When Ellie was still an infant and I first asked the pediatrician about probiotics he said 'Sure! Let's give it a shot! Anything to help keep you breastfeeding.' But I didn't. When I asked the GI he said 'well, it certainly won't hurt. But there are no studies showing that it is beneficial.' And I had a lot of other things I was processing, so again I didn't. When I began investigating GAPS and SCD as an alternative treatment for Ellie, everything said get her on a probiotic right away. But I didn't do it. When I contacted Dr. Natasha she was adamant that I needed to start one right away. And again, I didn't.
Why not? What was my hesitation? Part of the problem was I did not have the time to do the research. I was impressed with the need of getting her food and off of the formula, and that (along with life) pushed the probiotic investigation farther down the list.
What I now know about probiotics:
-There are more than 500 types of bacteria living in the human GI track.
-Most of them live in the colon (lower intestines), and they are not supposed to be living in the stomach.
-Only 500 or so of these bacteria have been discovered and named. Many of them can not live outside of the body so there is no way to test for all of them accurately.
-The most common ones found in the probiotic aisle of the supermarket are not enough to do any good and a waste of your money.
-Probiotics are bacteria, and must be cultured on something. This can be anything from soil to vegetables to meat to human. Sensitive systems CAN react to these 'root' cultures.
-Probiotics often come with 'fillers' that are not necessary and can make them less beneficial. Some even have sugar added!
-Taking a probiotic in a capsule is less effective than taking a powder because your already compromised body must digest the capsule first.
-Even 'good' bacteria can over grow and cause problems in a GI system. In fact, any of the bacterias can over grow, not just 'candida', which is the most discussed.
-Bacteria over growth can spread to the mouth, ears, throat, sinuses, and cause additional problems such as distorted taste, sensory issues, ear infections, and mucous.
-Probiotics can also be taken in the form of fermented vegetables, such as properly prepared sauerkraut.
The majority of people can benefit from taking a good probiotic blend, simply due to the environment we live in and the food we ingest. So what is the problem? Why the hesitation with Ellie? This is two fold.
Problem 1: What is the probiotic cultured on? While it was easy to read the labels and see if a particular probiotic included fillers, it took much more time to contact manufacturers to find out what their product was actually cultured on. While only one company refused to disclose that information to me (it's proprietary), the rest were very helpful when I explained Ellie's condition and why I was asking.

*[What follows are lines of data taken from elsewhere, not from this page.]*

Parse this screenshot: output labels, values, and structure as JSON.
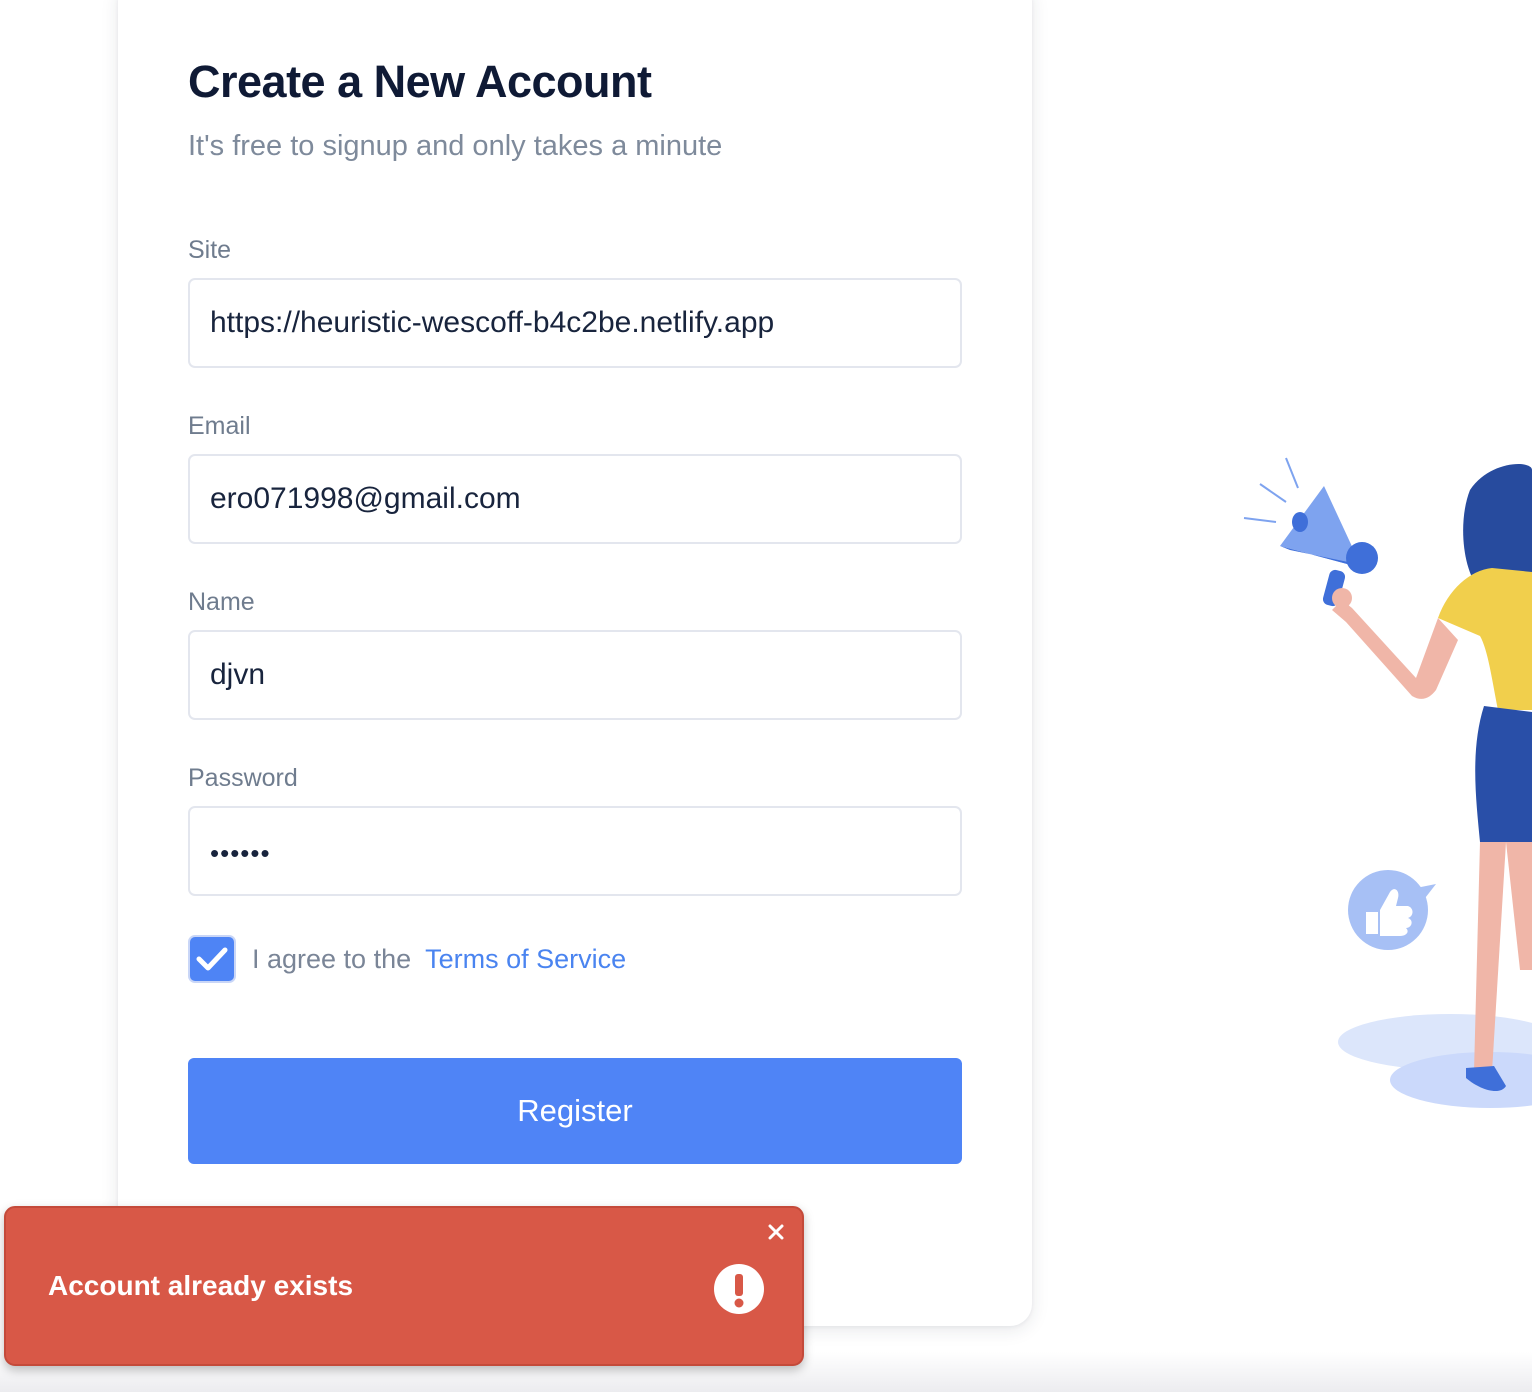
{
  "form": {
    "title": "Create a New Account",
    "subtitle": "It's free to signup and only takes a minute",
    "fields": [
      {
        "label": "Site",
        "value": "https://heuristic-wescoff-b4c2be.netlify.app"
      },
      {
        "label": "Email",
        "value": "ero071998@gmail.com"
      },
      {
        "label": "Name",
        "value": "djvn"
      },
      {
        "label": "Password",
        "value": "••••••"
      }
    ],
    "agree": {
      "checked": true,
      "text": "I agree to the",
      "link": "Terms of Service"
    },
    "register_label": "Register"
  },
  "toast": {
    "message": "Account already exists",
    "close_icon": "close-icon",
    "alert_icon": "exclamation-icon",
    "color": "#d85847"
  },
  "colors": {
    "accent": "#4f84f6",
    "title": "#0f1a35",
    "muted": "#7e8a9b",
    "error": "#d85847"
  },
  "illustration": {
    "icons": [
      "megaphone-icon",
      "thumbs-up-icon"
    ]
  }
}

Problem 2: Should she have a probiotic blend or a single strain? Dr. Natasha (GAPS) promotes that it is extremely impractical and expensive to find a lab that tests for as many bacteria levels as possible in the intestines, and that the tests are unreliable and limited. The best course of action is to take a quality probiotic with as many strains as possible to help aid with healing. At the same time as I began investigating this, other FPIES mamas began the trek to visit the very knowledgeable doc in New Jersey. I waited to hear what they learned, and many of them were prescribed single strain or very specific probiotics, with instruction that too many or too much would be too hard on the little FPIES bodies. These were two conflicting perspectives.

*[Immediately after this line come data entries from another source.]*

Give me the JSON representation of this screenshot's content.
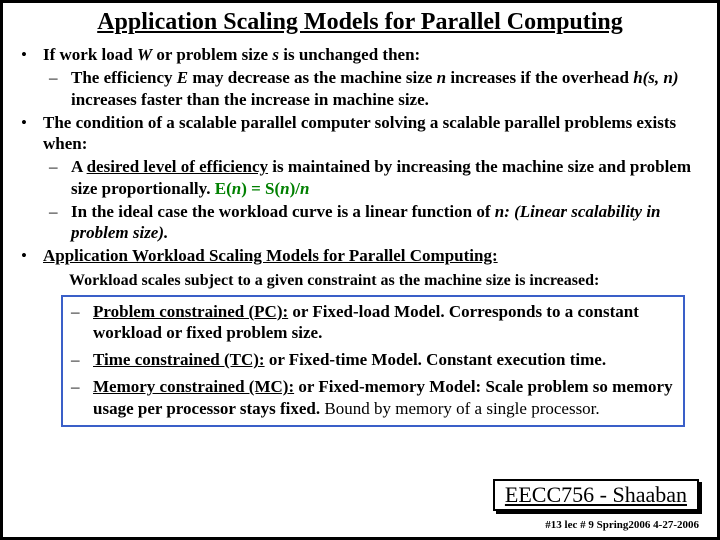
{
  "title": "Application Scaling Models for Parallel Computing",
  "b1": {
    "lead": "If work load  ",
    "w": "W",
    "mid1": "  or problem size  ",
    "s": "s",
    "tail": "  is unchanged then:",
    "sub1a": "The efficiency  ",
    "sub1E": "E",
    "sub1b": "  may decrease as the machine size ",
    "sub1n": "n",
    "sub1c": " increases if the overhead  ",
    "sub1h": "h(s, n)",
    "sub1d": "  increases faster than the increase in machine size."
  },
  "b2": {
    "text": "The condition of a scalable parallel computer solving a scalable parallel problems exists when:",
    "sub1a": "A ",
    "sub1u": "desired level of efficiency",
    "sub1b": " is maintained by increasing the machine size and problem size proportionally.   ",
    "eqE": "E(",
    "eqn1": "n",
    "eqMid": ")   =  S(",
    "eqn2": "n",
    "eqSlash": ")/",
    "eqn3": "n",
    "sub2a": "In the ideal case the workload curve is a linear function of ",
    "sub2n": "n: ",
    "sub2b": "(Linear scalability in problem size)."
  },
  "b3": {
    "heading": "Application Workload Scaling Models for Parallel Computing:",
    "note": "Workload scales subject to a given constraint as the machine size is increased:",
    "pcL": "Problem constrained (PC):",
    "pcR": "  or Fixed-load Model.  Corresponds to a constant workload or fixed problem size.",
    "tcL": "Time constrained (TC):",
    "tcR": "  or Fixed-time Model.  Constant execution time.",
    "mcL": "Memory constrained (MC):",
    "mcR1": "  or Fixed-memory Model:  Scale problem so memory usage per processor stays fixed.",
    "mcR2": "  Bound  by memory of a single processor."
  },
  "footer": {
    "box": "EECC756 - Shaaban",
    "page": "#13  lec # 9   Spring2006  4-27-2006"
  }
}
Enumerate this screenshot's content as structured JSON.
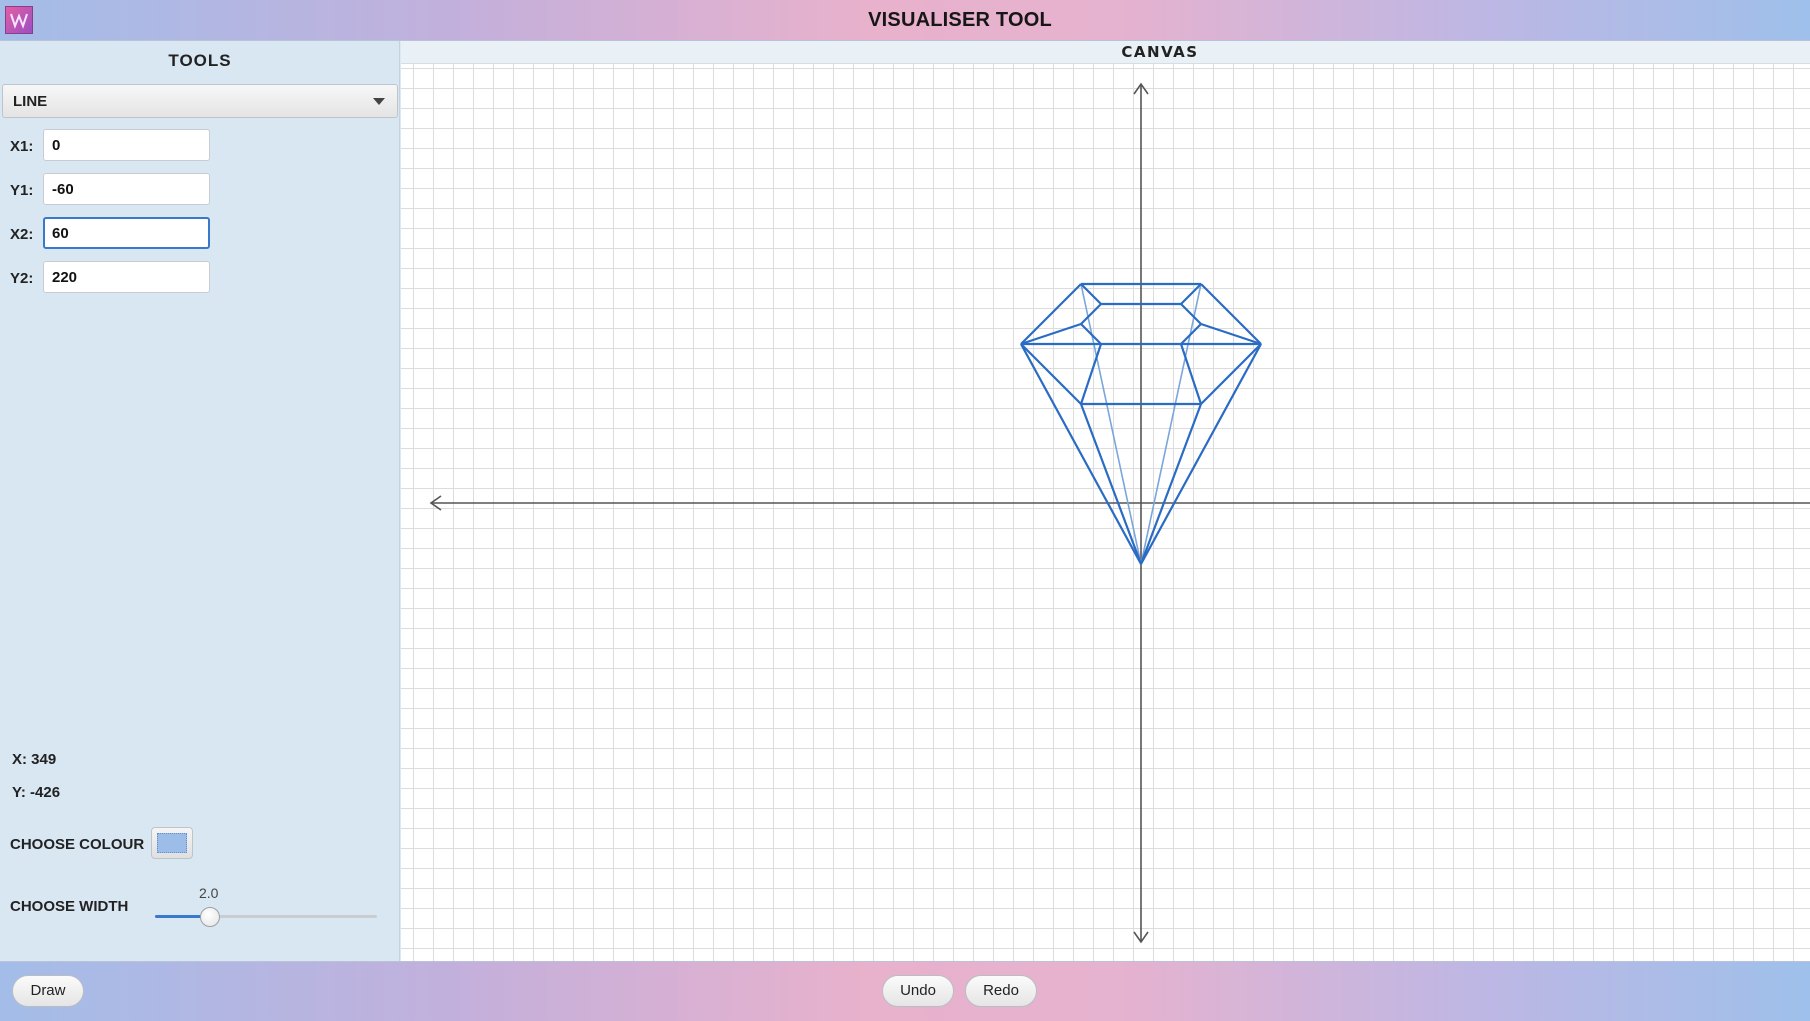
{
  "app": {
    "title": "VISUALISER TOOL",
    "icon": "app-logo-icon"
  },
  "sidebar": {
    "title": "TOOLS",
    "shape_select": {
      "selected": "LINE",
      "icon": "chevron-down-icon"
    },
    "fields": [
      {
        "label": "X1:",
        "value": "0"
      },
      {
        "label": "Y1:",
        "value": "-60"
      },
      {
        "label": "X2:",
        "value": "60"
      },
      {
        "label": "Y2:",
        "value": "220"
      }
    ],
    "mouse": {
      "x": "X: 349",
      "y": "Y: -426"
    },
    "colour": {
      "label": "CHOOSE COLOUR",
      "value": "#9bbde8"
    },
    "width": {
      "label": "CHOOSE WIDTH",
      "value": "2.0"
    }
  },
  "canvas": {
    "title": "CANVAS",
    "line_color": "#2a6cc4",
    "light_line_color": "#7aa6db",
    "axis_color": "#555555"
  },
  "footer": {
    "draw": "Draw",
    "undo": "Undo",
    "redo": "Redo"
  }
}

I hemmed. I hawed. I researched and I read. And I think I blew it. I suppose in the back of my mind I wished that Ellie would have progressed and done fine without having to battle a probiotic, and so we moved forward with vegetables. First zucchini, then onion, and then an epic fail for carrots. Her reaction to carrots was so damaging to her system that we have had to go back to bone broth only in order to help and allow her to heal from it. As a result we are stuck.
Ellie cannot move forward without a probiotic. She may need some additional supplements as well, but my desire to protect her and adapt GAPS to her specifically has caused me to delay. Have we lost time? Perhaps. But if I am to trust this world renowned doctor who has responded to me directly, how am I to contact her at this point for more help only to say 'well, yeah, that basic thing of adding a probiotic? I didnt do it.' Now I am convinced Ellie needs it - that she must have it. I have some regrets and mommy guilt for waiting, but at least now I move forward knowing it is the right thing and what she needs.
There is one strand of intestinal bacteria that is particularly hard for some people to tolerate (streptococcus thermophilus), and so I have picked a probiotic that is free of it (GUTPro). Until it arrives we are giving her some extremely small doses of the 'proprietary probiotic' because it is free of fillers and has a great reputation. She is already showing signs of die off on day two, so this part could be a long battle. Perhaps that was what my mommy-side was trying to avoid this whole time. We will see how it goes!
This is a really informative post you have here. Many of us aren't aware of what probiotics can do with our body most especially our digestive system.ReplyDelete
Thank you! I have learned so much about probiotics since this that I really should update on my new site. Probiotics have certainly made a huge difference in our family!ReplyDelete